Dataset excerpts:
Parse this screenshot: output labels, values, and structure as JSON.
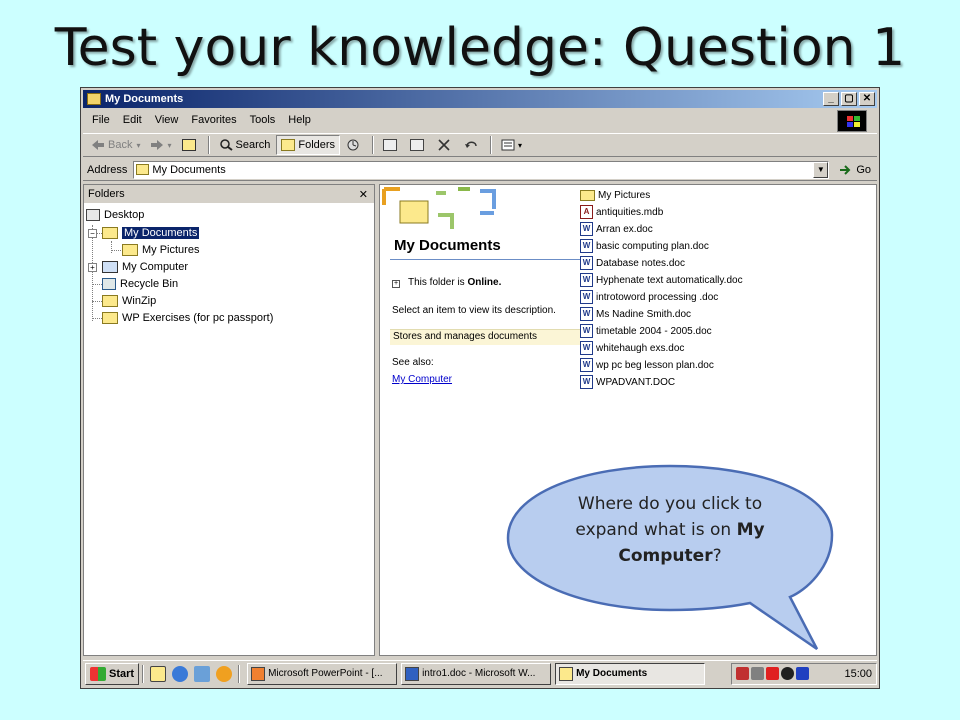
{
  "slide": {
    "title": "Test your knowledge: Question 1",
    "question_pre": "Where do you click to expand what is on ",
    "question_bold": "My Computer",
    "question_post": "?"
  },
  "window": {
    "title": "My Documents",
    "buttons": [
      "_",
      "▢",
      "✕"
    ]
  },
  "menu": [
    "File",
    "Edit",
    "View",
    "Favorites",
    "Tools",
    "Help"
  ],
  "toolbar": {
    "back": "Back",
    "search": "Search",
    "folders": "Folders"
  },
  "address": {
    "label": "Address",
    "value": "My Documents",
    "go": "Go"
  },
  "folders_pane": {
    "header": "Folders",
    "close": "✕",
    "items": [
      {
        "label": "Desktop"
      },
      {
        "label": "My Documents"
      },
      {
        "label": "My Pictures"
      },
      {
        "label": "My Computer"
      },
      {
        "label": "Recycle Bin"
      },
      {
        "label": "WinZip"
      },
      {
        "label": "WP Exercises (for pc passport)"
      }
    ]
  },
  "web_view": {
    "title": "My Documents",
    "online_pre": "This folder is ",
    "online_bold": "Online.",
    "select_text": "Select an item to view its description.",
    "description": "Stores and manages documents",
    "see_also": "See also:",
    "link": "My Computer"
  },
  "files": [
    {
      "name": "My Pictures",
      "type": "folder"
    },
    {
      "name": "antiquities.mdb",
      "type": "mdb"
    },
    {
      "name": "Arran ex.doc",
      "type": "doc"
    },
    {
      "name": "basic computing plan.doc",
      "type": "doc"
    },
    {
      "name": "Database notes.doc",
      "type": "doc"
    },
    {
      "name": "Hyphenate text automatically.doc",
      "type": "doc"
    },
    {
      "name": "introtoword processing .doc",
      "type": "doc"
    },
    {
      "name": "Ms Nadine Smith.doc",
      "type": "doc"
    },
    {
      "name": "timetable 2004 - 2005.doc",
      "type": "doc"
    },
    {
      "name": "whitehaugh exs.doc",
      "type": "doc"
    },
    {
      "name": "wp pc beg lesson plan.doc",
      "type": "doc"
    },
    {
      "name": "WPADVANT.DOC",
      "type": "doc"
    }
  ],
  "taskbar": {
    "start": "Start",
    "tasks": [
      {
        "label": "Microsoft PowerPoint - [..."
      },
      {
        "label": "intro1.doc - Microsoft W..."
      },
      {
        "label": "My Documents"
      }
    ],
    "clock": "15:00"
  },
  "colors": {
    "background": "#ccffff",
    "selection": "#0a246a",
    "callout": "#b8cdef"
  }
}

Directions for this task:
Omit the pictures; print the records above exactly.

Written response:
Parse this screenshot: output labels, values, and structure as JSON.
{
  "slide": {
    "title": "Test your knowledge: Question 1",
    "question_pre": "Where do you click to expand what is on ",
    "question_bold": "My Computer",
    "question_post": "?"
  },
  "window": {
    "title": "My Documents",
    "buttons": [
      "_",
      "▢",
      "✕"
    ]
  },
  "menu": [
    "File",
    "Edit",
    "View",
    "Favorites",
    "Tools",
    "Help"
  ],
  "toolbar": {
    "back": "Back",
    "search": "Search",
    "folders": "Folders"
  },
  "address": {
    "label": "Address",
    "value": "My Documents",
    "go": "Go"
  },
  "folders_pane": {
    "header": "Folders",
    "close": "✕",
    "items": [
      {
        "label": "Desktop"
      },
      {
        "label": "My Documents"
      },
      {
        "label": "My Pictures"
      },
      {
        "label": "My Computer"
      },
      {
        "label": "Recycle Bin"
      },
      {
        "label": "WinZip"
      },
      {
        "label": "WP Exercises (for pc passport)"
      }
    ]
  },
  "web_view": {
    "title": "My Documents",
    "online_pre": "This folder is ",
    "online_bold": "Online.",
    "select_text": "Select an item to view its description.",
    "description": "Stores and manages documents",
    "see_also": "See also:",
    "link": "My Computer"
  },
  "files": [
    {
      "name": "My Pictures",
      "type": "folder"
    },
    {
      "name": "antiquities.mdb",
      "type": "mdb"
    },
    {
      "name": "Arran ex.doc",
      "type": "doc"
    },
    {
      "name": "basic computing plan.doc",
      "type": "doc"
    },
    {
      "name": "Database notes.doc",
      "type": "doc"
    },
    {
      "name": "Hyphenate text automatically.doc",
      "type": "doc"
    },
    {
      "name": "introtoword processing .doc",
      "type": "doc"
    },
    {
      "name": "Ms Nadine Smith.doc",
      "type": "doc"
    },
    {
      "name": "timetable 2004 - 2005.doc",
      "type": "doc"
    },
    {
      "name": "whitehaugh exs.doc",
      "type": "doc"
    },
    {
      "name": "wp pc beg lesson plan.doc",
      "type": "doc"
    },
    {
      "name": "WPADVANT.DOC",
      "type": "doc"
    }
  ],
  "taskbar": {
    "start": "Start",
    "tasks": [
      {
        "label": "Microsoft PowerPoint - [..."
      },
      {
        "label": "intro1.doc - Microsoft W..."
      },
      {
        "label": "My Documents"
      }
    ],
    "clock": "15:00"
  },
  "colors": {
    "background": "#ccffff",
    "selection": "#0a246a",
    "callout": "#b8cdef"
  }
}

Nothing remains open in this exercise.